_Instructions for the task_:
Pick out the lines below that include the string "Project".

_Working data_:
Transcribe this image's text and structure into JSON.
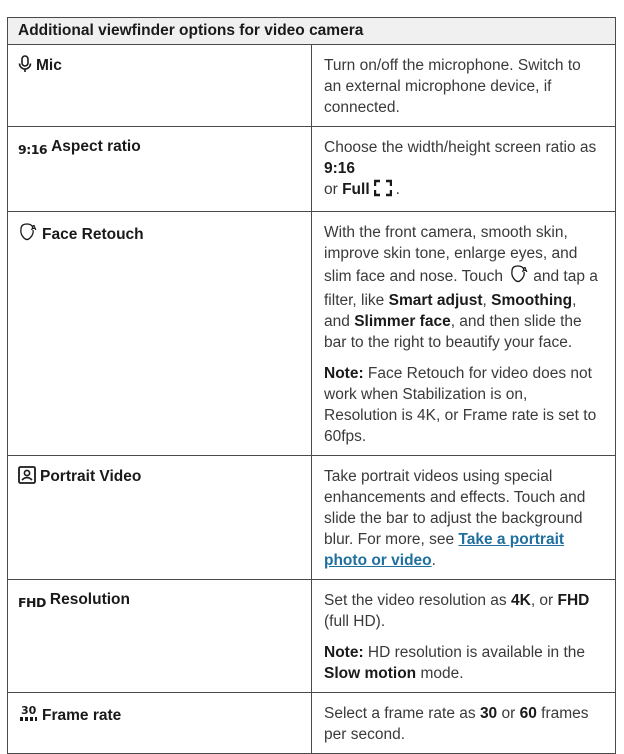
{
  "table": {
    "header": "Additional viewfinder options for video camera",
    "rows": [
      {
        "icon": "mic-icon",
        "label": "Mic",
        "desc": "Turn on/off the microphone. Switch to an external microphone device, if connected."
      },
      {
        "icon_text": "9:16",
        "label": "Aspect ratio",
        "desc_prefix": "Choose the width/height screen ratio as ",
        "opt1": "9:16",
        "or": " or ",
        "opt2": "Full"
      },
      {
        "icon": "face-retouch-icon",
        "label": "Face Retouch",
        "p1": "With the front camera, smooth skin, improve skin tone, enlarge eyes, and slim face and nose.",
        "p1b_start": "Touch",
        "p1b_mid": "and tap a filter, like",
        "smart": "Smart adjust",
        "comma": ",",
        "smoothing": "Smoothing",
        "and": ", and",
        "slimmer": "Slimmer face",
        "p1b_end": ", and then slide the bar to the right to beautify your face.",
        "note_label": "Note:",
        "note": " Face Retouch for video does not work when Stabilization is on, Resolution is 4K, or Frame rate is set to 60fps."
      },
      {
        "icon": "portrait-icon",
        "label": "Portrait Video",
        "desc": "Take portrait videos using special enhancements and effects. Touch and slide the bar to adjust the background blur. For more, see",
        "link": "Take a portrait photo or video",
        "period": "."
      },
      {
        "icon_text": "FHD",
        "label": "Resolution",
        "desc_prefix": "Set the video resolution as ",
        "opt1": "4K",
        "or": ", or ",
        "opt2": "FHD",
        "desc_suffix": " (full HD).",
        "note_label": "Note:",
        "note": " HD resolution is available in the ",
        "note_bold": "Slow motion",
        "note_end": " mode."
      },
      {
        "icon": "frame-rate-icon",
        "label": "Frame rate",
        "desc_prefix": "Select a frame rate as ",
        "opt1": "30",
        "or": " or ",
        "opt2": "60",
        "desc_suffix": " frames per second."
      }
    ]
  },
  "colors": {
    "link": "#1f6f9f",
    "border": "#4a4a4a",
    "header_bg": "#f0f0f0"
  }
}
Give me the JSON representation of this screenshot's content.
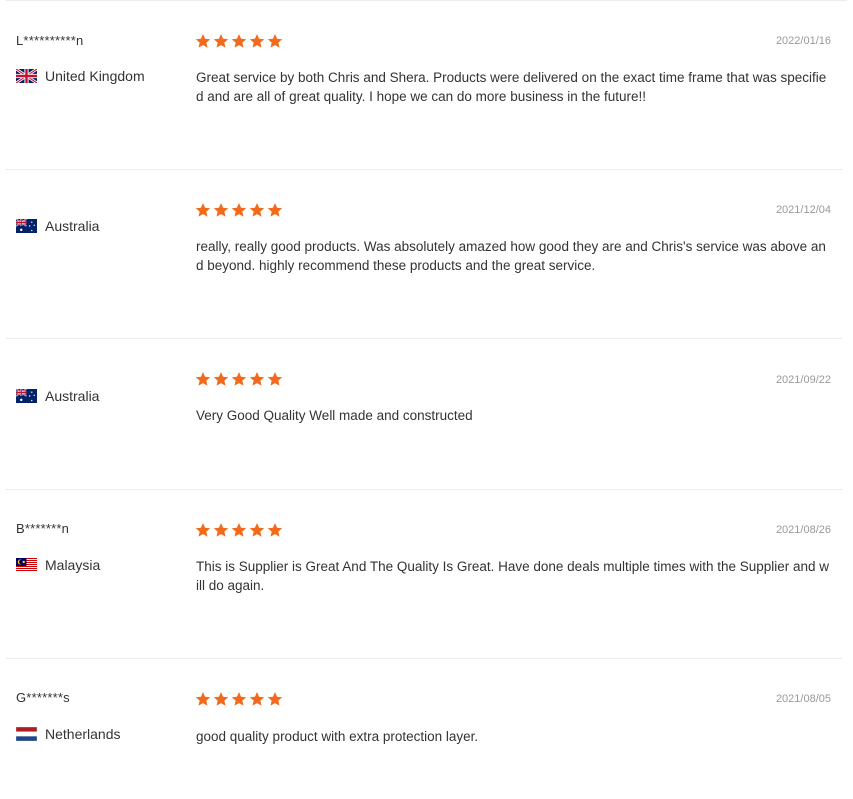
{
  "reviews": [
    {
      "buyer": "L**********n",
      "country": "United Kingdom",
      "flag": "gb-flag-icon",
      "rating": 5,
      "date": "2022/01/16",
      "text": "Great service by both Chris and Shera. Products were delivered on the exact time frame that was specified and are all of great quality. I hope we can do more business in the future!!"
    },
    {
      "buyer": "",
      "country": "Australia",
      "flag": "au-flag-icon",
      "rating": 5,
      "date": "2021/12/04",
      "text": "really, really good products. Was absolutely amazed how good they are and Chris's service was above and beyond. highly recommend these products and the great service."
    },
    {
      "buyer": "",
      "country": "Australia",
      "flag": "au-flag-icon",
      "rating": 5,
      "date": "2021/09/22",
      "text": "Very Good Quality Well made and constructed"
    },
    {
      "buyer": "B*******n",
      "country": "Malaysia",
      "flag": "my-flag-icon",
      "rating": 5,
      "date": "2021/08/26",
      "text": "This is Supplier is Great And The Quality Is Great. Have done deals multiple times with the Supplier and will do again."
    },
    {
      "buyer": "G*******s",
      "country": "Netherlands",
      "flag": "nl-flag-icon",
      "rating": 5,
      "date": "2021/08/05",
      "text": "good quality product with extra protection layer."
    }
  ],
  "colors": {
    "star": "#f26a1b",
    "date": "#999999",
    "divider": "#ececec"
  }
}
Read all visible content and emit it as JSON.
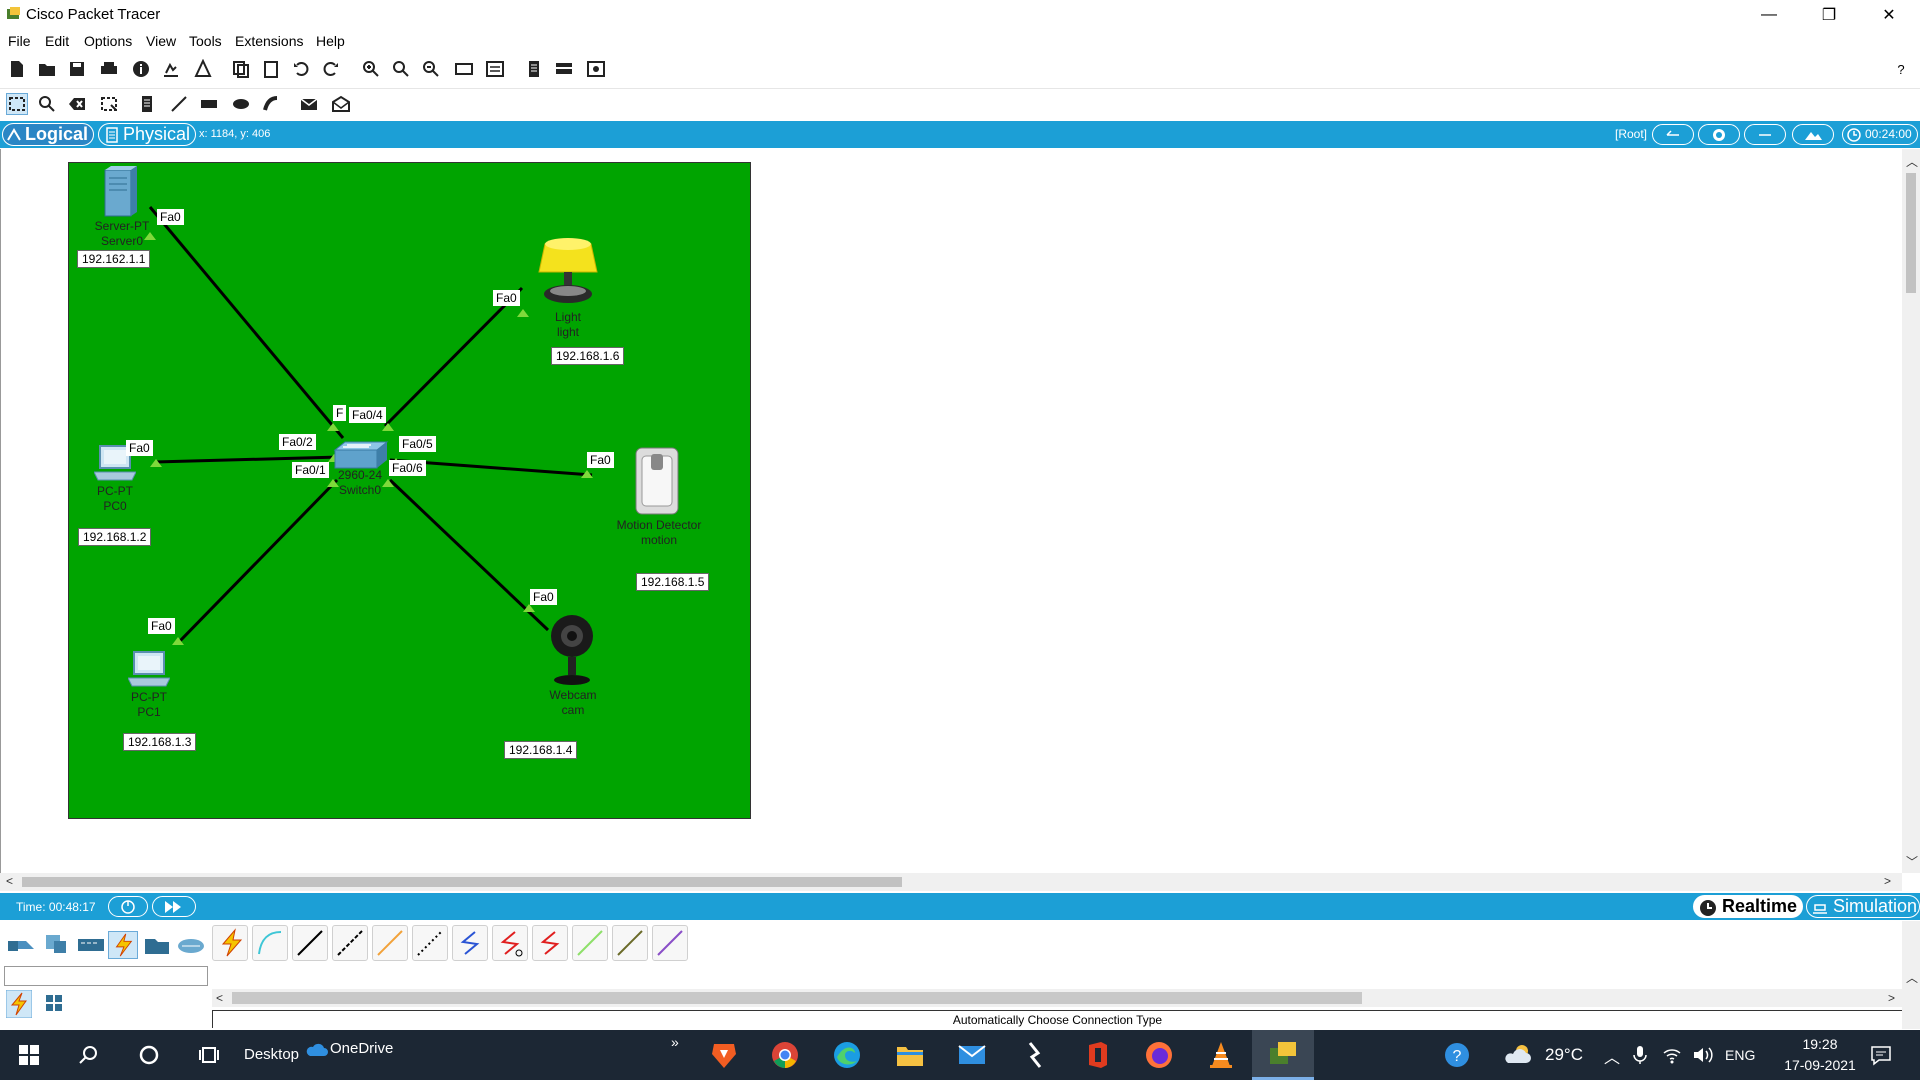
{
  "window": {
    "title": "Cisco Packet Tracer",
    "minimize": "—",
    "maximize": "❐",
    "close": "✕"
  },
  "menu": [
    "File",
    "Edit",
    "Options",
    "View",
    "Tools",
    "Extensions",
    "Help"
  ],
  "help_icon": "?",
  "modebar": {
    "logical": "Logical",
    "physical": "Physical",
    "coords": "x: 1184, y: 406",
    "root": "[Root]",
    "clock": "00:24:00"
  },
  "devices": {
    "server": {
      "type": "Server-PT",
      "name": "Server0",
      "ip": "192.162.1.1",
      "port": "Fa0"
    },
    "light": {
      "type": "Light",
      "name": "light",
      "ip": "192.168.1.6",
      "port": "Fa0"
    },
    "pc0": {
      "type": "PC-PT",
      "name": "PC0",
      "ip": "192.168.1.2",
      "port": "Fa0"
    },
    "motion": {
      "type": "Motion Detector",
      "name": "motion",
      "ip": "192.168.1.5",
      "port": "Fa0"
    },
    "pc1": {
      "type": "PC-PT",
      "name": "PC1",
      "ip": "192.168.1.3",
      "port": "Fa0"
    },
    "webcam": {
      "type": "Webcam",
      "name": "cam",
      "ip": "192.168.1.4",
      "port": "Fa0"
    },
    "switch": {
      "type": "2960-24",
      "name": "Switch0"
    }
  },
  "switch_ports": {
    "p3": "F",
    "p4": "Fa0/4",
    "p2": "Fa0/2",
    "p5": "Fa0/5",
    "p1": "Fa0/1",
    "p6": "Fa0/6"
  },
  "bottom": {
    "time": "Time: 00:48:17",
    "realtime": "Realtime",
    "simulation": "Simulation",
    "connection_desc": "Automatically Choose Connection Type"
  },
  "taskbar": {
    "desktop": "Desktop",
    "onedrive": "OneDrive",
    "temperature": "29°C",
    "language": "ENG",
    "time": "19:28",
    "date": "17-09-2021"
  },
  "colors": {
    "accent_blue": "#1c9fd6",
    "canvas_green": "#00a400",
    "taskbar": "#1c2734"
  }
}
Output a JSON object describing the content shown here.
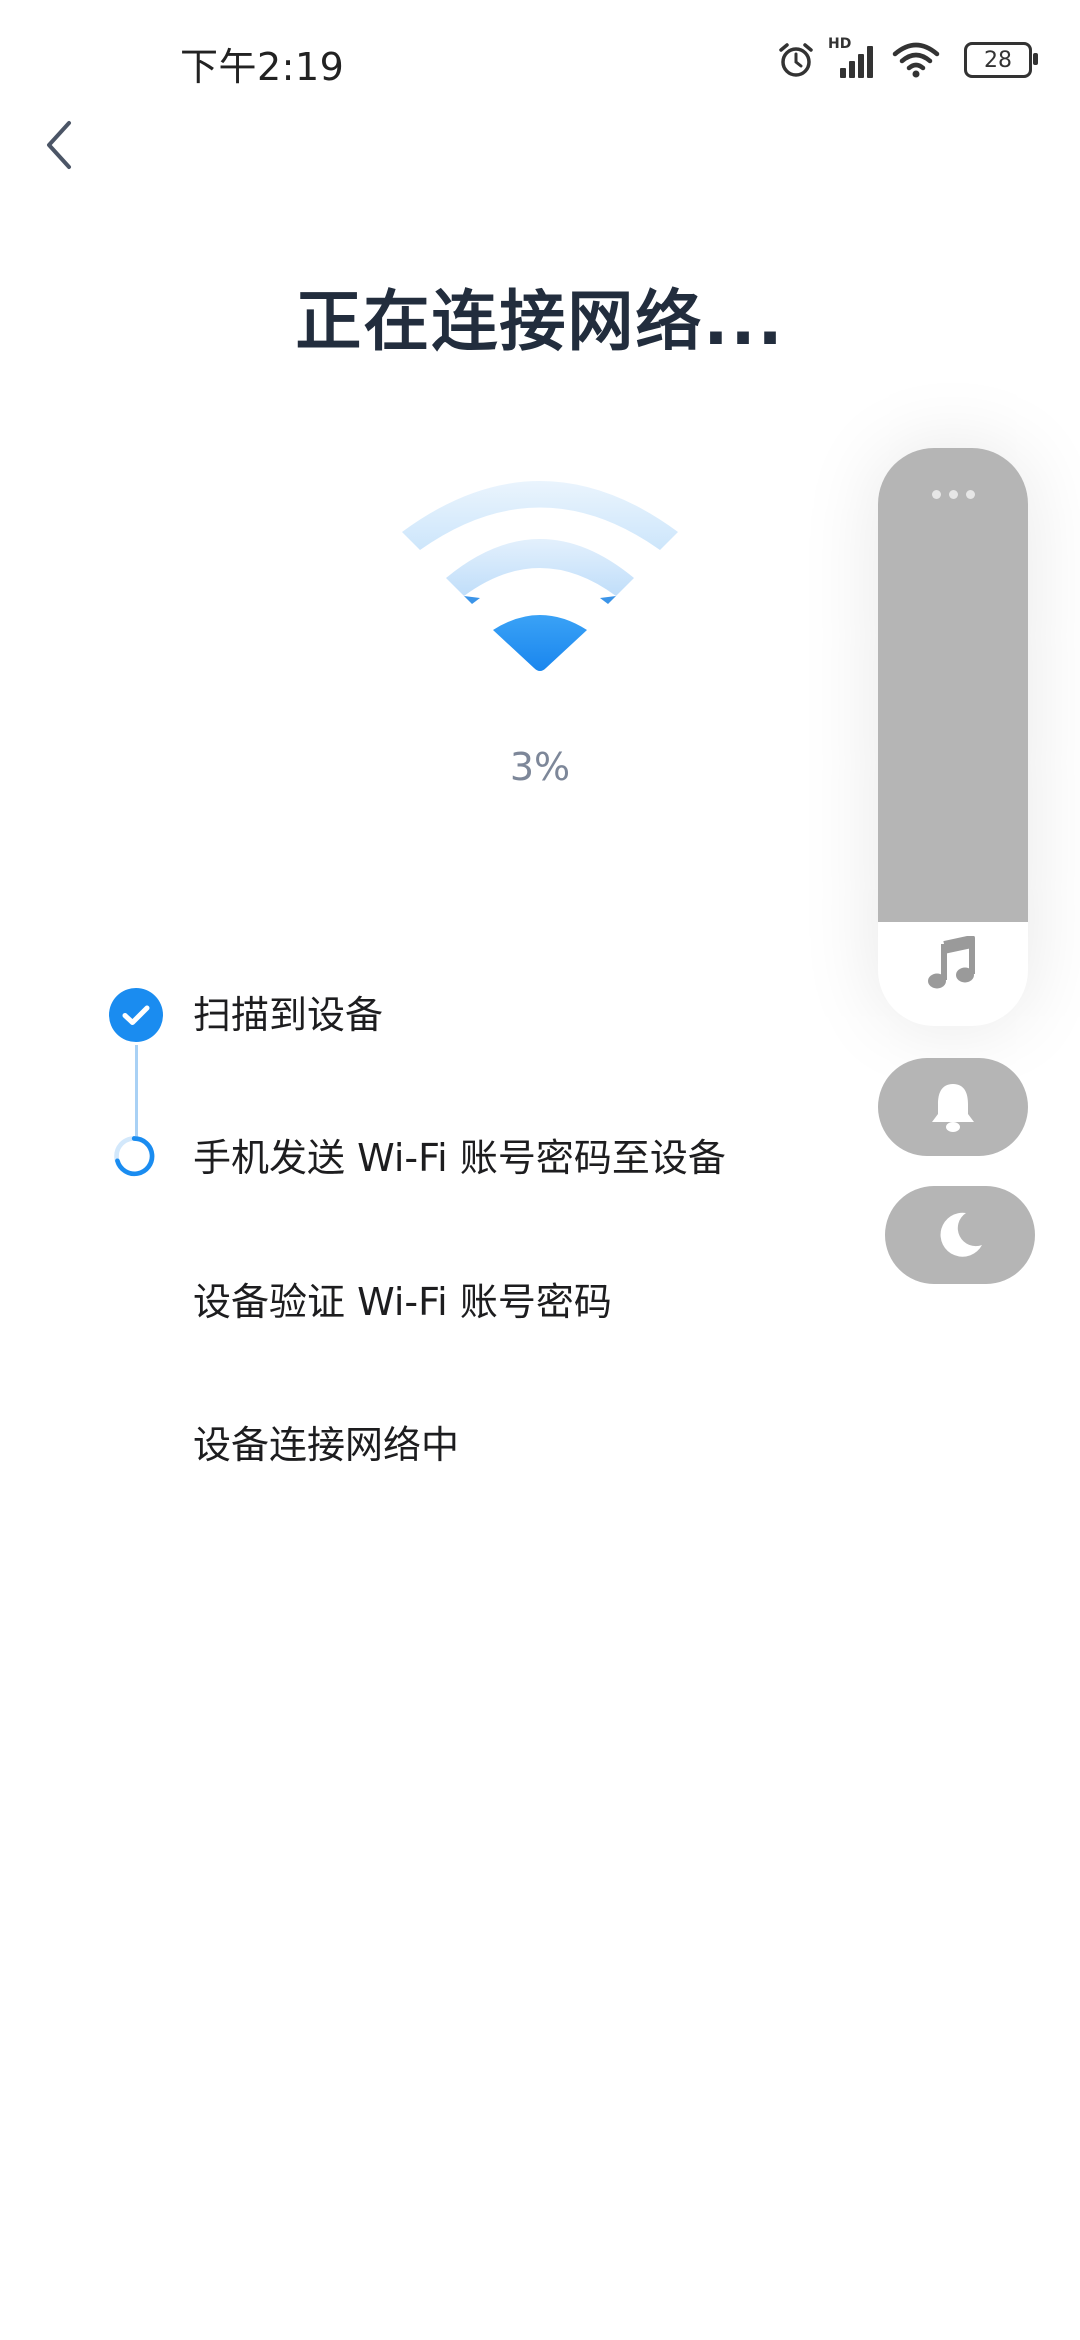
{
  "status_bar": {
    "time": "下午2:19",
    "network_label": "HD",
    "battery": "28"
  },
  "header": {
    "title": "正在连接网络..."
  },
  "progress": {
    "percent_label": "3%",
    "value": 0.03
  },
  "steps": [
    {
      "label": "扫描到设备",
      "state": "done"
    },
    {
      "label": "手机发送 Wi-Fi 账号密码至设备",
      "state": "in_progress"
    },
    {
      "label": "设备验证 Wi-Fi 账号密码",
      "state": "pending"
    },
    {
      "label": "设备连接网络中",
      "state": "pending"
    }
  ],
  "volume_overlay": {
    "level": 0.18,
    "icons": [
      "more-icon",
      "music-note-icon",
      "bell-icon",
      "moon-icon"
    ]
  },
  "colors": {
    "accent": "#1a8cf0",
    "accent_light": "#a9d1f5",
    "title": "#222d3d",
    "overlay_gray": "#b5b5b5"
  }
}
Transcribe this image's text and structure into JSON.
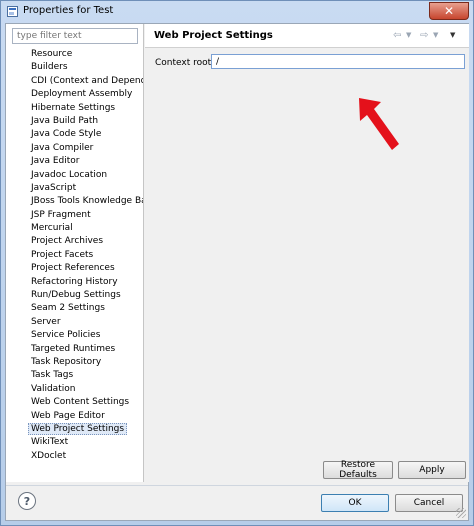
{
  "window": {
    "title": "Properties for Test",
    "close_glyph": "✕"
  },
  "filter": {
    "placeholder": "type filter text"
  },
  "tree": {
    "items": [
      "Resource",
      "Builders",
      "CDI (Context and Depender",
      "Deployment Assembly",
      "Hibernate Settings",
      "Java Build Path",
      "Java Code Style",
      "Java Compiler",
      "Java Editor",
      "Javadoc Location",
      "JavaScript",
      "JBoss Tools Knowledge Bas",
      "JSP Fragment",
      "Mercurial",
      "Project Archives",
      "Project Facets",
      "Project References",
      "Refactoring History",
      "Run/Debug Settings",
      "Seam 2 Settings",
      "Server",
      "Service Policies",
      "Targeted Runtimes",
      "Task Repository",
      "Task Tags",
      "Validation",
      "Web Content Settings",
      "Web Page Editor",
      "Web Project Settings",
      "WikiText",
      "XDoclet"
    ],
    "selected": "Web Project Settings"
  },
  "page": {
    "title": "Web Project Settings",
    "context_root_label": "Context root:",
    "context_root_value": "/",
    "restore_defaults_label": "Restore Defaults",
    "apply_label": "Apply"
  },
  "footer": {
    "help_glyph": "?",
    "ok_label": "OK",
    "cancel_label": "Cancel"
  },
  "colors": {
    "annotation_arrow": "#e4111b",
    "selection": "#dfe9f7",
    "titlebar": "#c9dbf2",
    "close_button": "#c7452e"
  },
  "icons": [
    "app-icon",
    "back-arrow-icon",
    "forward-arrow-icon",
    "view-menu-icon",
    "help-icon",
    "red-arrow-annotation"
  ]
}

_Solved exercise_:
      "Project Archives",
      "Project Facets",
      "Project References",
      "Web Project Settings",
    "selected": "Web Project Settings"
    "title": "Web Project Settings",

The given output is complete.